*Exercise brief*. As the answer, give a copy of each line below that includes the word "state".
<<<<
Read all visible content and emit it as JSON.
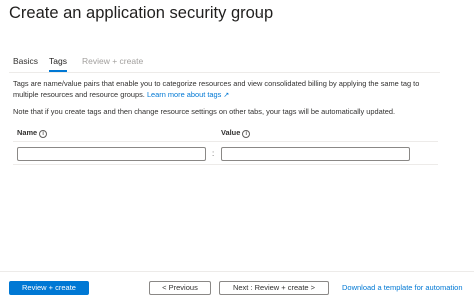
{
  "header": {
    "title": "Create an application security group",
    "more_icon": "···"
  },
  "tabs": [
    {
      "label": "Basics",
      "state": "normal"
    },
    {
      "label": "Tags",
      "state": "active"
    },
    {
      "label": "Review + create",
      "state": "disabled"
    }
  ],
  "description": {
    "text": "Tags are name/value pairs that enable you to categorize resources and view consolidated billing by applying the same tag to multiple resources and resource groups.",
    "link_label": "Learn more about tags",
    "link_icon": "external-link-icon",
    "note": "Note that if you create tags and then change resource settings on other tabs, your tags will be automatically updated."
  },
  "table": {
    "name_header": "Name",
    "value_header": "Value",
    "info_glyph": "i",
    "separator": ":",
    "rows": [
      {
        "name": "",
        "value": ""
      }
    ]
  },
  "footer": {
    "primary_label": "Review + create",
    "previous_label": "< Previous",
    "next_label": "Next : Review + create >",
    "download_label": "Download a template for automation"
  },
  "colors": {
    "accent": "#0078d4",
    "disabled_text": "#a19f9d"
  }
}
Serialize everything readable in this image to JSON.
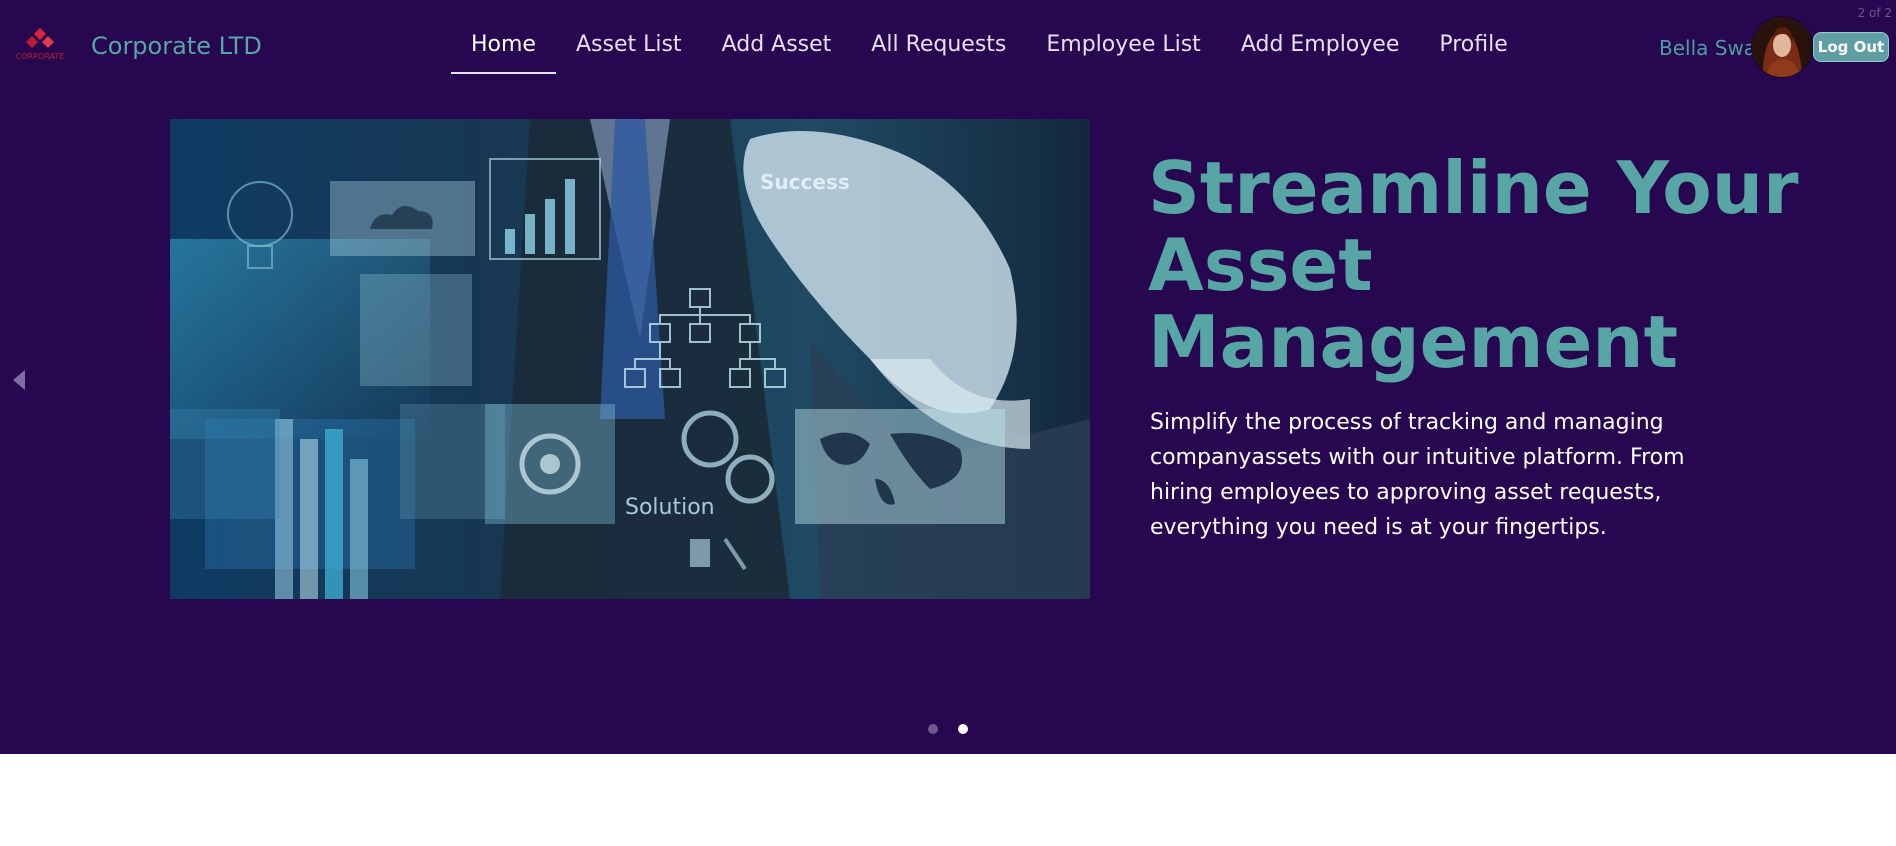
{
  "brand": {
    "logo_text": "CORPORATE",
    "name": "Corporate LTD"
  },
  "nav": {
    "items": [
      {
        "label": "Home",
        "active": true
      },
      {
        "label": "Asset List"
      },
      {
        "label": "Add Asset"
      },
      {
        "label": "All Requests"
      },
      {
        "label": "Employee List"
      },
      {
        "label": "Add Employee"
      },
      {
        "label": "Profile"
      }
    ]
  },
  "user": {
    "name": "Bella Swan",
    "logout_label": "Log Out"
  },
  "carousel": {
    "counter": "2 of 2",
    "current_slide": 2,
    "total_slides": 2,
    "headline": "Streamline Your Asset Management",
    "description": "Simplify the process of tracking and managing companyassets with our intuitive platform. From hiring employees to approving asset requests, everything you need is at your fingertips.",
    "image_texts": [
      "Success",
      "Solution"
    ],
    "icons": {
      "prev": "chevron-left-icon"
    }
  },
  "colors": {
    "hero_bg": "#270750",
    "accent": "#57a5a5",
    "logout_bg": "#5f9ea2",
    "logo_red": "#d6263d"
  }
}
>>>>
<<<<
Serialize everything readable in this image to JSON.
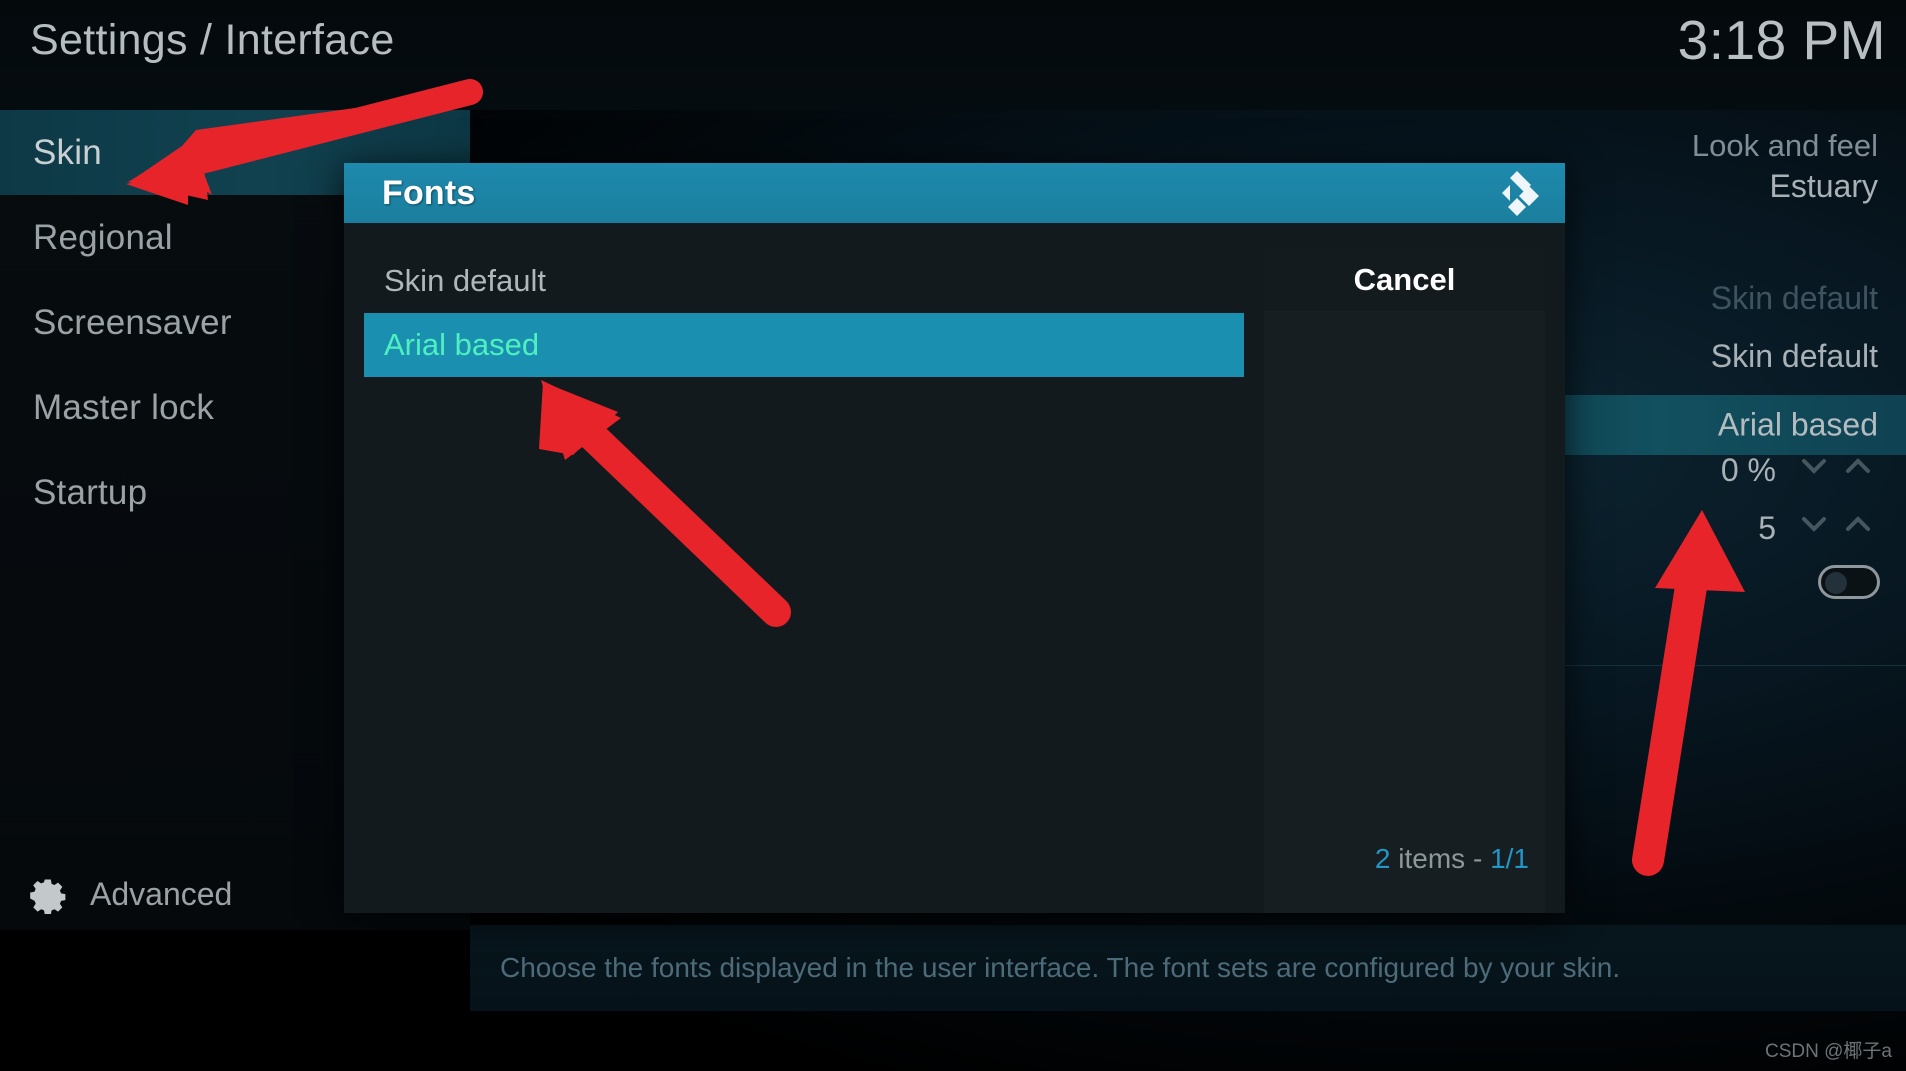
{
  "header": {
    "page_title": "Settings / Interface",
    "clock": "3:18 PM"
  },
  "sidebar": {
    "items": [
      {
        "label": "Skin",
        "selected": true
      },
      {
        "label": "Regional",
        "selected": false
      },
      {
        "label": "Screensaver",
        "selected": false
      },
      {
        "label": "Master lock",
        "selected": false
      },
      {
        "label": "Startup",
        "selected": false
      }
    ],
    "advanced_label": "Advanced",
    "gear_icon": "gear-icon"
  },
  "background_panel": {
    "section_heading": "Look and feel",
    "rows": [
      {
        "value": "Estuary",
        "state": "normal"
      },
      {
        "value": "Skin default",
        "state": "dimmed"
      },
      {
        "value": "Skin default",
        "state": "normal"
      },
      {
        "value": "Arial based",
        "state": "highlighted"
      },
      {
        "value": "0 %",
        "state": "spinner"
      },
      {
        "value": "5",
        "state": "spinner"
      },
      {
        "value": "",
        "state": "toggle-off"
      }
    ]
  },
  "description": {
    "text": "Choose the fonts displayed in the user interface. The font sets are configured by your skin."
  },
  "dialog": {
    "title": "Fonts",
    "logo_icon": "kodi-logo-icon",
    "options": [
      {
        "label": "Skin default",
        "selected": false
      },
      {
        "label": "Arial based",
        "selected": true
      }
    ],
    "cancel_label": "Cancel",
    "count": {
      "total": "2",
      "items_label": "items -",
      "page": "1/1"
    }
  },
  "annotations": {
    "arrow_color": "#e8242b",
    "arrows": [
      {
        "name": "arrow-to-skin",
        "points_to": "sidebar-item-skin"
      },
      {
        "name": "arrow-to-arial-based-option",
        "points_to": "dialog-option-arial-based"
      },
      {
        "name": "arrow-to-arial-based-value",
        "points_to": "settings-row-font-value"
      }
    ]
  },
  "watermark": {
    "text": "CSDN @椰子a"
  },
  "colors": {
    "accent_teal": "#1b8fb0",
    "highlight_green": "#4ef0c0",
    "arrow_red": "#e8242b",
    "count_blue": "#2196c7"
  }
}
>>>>
*Solution for this problem*.
      "state": "normal"
      "state": "active"
      "state": "disabled"
        "state": "normal"
        "state": "dimmed"
        "state": "normal"
        "state": "highlighted"
        "state": "spinner"
        "state": "spinner"
        "state": "toggle-off"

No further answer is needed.